The engines of state are in full gear this week, as the U.S. capital region prepares for the Inauguration of the 44th U.S. president, Barack Obama, as millions of Americans will leave their car engines off and take to the sidewalks and Metro stops for a place in history.
With tens of thousands clogging Congressional offices with e-mails and voice messages, hot on the pursuit for coveted tickets to next Tuesday’s Inauguration Ceremony, national and local governments have engaged in extensive planning to avoid logistical nightmares.
Both U.S. representatives of the Falls Church area have reported enormous interest in ticket
requests, which would earn the lucky spectator a seat or standing room in close proximity of the West view of the U.S. Capitol, the central stage for next Tuesday’s action.
The offices of 8th district U.S. Rep. Jim Moran and 11th district U.S. Rep Gerry Connolly said that ticket requests numbered in the tens of thousands, with Moran’s office reporting more than 17,000 ticket requests. “We’ve had more than 10,000 requests,” said George Burke, the Communications Director for Connolly’s D.C. office. “But there were only a couple hundred tickets.”
Connolly’s office distributed the select pool of tickets via a lottery that awarded two tickets per lottery winner, with a limit of one entry per 11th district household. In all, along with several tens of thousands of ticket-holders, Inauguration planners are expecting upwards of two to four million visitors.
With all Virginia-side bridges closed to cars after 2 a.m. Tuesday and heavy restrictions on all non-essential and non-mass transit traffic, millions of commuters will turn to the Metrorail and bus mass transit system, which include buses in Falls Church City and Fairfax County. “There has been talk of 20-mile back-ups along Route 66,” said Barbara Gordon, Communications Director for the City of Falls Church, reporting plans from the Virginia Department of Transportation, which has acted with regional transportation authorities to alleviate the expected stresses on the road system.
Falls Church’s GEORGE bus system, which operates between 6 a.m. and 7 p.m. within the City of Falls Church between the West and East Falls Church Metrorail stations, and the Fairfax Connector, which will provide enhanced widespread coverage across the county from 4 a.m. – midnight, will run at no cost to commuters on Tuesday. For a detailed schedule and list of free parking bus stops in Falls Church and Fairfax, visit the bus systems’ web sites, respectively at www.fallschurchva.gov/content/culturerecreation/faresandschedules.aspx and www.fairfaxconnector.com. Other Virginia area buses that stop at Metrorail stations will also be free on Inauguration Day.
Metrorail will begin operation at 4 a.m. on Tuesday, as well.
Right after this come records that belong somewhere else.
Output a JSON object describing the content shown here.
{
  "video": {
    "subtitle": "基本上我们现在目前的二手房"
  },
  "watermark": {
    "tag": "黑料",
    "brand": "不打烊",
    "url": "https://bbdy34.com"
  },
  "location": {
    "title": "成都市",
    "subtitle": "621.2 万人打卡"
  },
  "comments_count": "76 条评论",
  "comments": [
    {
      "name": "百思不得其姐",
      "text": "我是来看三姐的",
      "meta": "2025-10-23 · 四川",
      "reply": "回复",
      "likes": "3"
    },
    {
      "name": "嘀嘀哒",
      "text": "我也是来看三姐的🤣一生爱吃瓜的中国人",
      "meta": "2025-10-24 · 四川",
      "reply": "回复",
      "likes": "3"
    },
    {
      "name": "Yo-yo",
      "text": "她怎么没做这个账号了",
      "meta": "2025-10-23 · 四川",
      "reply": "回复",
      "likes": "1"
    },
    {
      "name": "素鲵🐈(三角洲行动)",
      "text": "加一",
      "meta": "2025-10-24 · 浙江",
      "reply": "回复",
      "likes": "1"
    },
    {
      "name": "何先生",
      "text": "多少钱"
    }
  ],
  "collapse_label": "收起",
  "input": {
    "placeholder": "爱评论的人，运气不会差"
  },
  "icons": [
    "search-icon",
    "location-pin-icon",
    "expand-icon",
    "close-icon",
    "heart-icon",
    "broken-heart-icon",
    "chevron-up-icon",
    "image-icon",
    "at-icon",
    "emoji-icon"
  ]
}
The Washington Area Bicyclist Association has organized free valet parking at two locations in D.C. for incoming bicyclists. “In addition to making it easier for people to travel by bike on that day, we hope that bike valets will demonstrate the important role biking plays in our transportation system as a new Congress and president take office,” said Caron Whitaker, Campaign Director of America Bikes, in a statement to the press. For more information, travelers can visit WABA online at www.waba.org.
There are many Inaugural balls and parties that begin on Saturday, but for Falls Church denizens who can’t or won’t brave the multitude, and who don’t have plans to don the black-tie or fancy threads for an official Ball, the State Theatre is furnishing two alternatives closer to home. The State Theatre kicks off the Inaugural week at 7:30 p.m. Sunday, Jan. 18, with a Grassroots Gala and Fund Raiser for the Arlington Food Assistance Center, at a much lower cost than downtown district galas – $50 to enter, and a donation of non-perishable groceries is encouraged, too. The gala will feature live music with Nobody’s business and food and drink.
At 8:30 p.m. Tuesday, Jan. 20, the big day itself, the music venue welcomes all to “an Inauguration Bash” with live music provided by musical-virtuosos Donna the Buffalo and The Bridge. The twilight fest is providing live footage from the Inaugural celebrations within D.C. Both State Theatre events are for ages 18 and up.
Wherever the throng of Inauguration partygoers make it, Burke encouraged the journey. “People want to participate in this unprecedented moment,” he said. “It’s going to be a mob scene, as most of the tickets, all but a few of which are seated, are standing room.”
Even so, Burke said, the National Mall, which has been off limits during previous Inaugurations to store parade floats, will be open for the first time to millions of non-ticket holders. “People in the ticketed standing room are going to be cheek to cheek corralled in there. There will be more mobility in the Mall,” Burke added, saying, too, that Mall spectators will have the luxury of six Jumbotron screens to witness the action better than some with tickets.
“People do need to realize, if they want to go to Inauguration,” Burke said, “they should make an effort.” Parties of this nature, and the madhouse traffic woes, won’t be around these parts for at least another four years.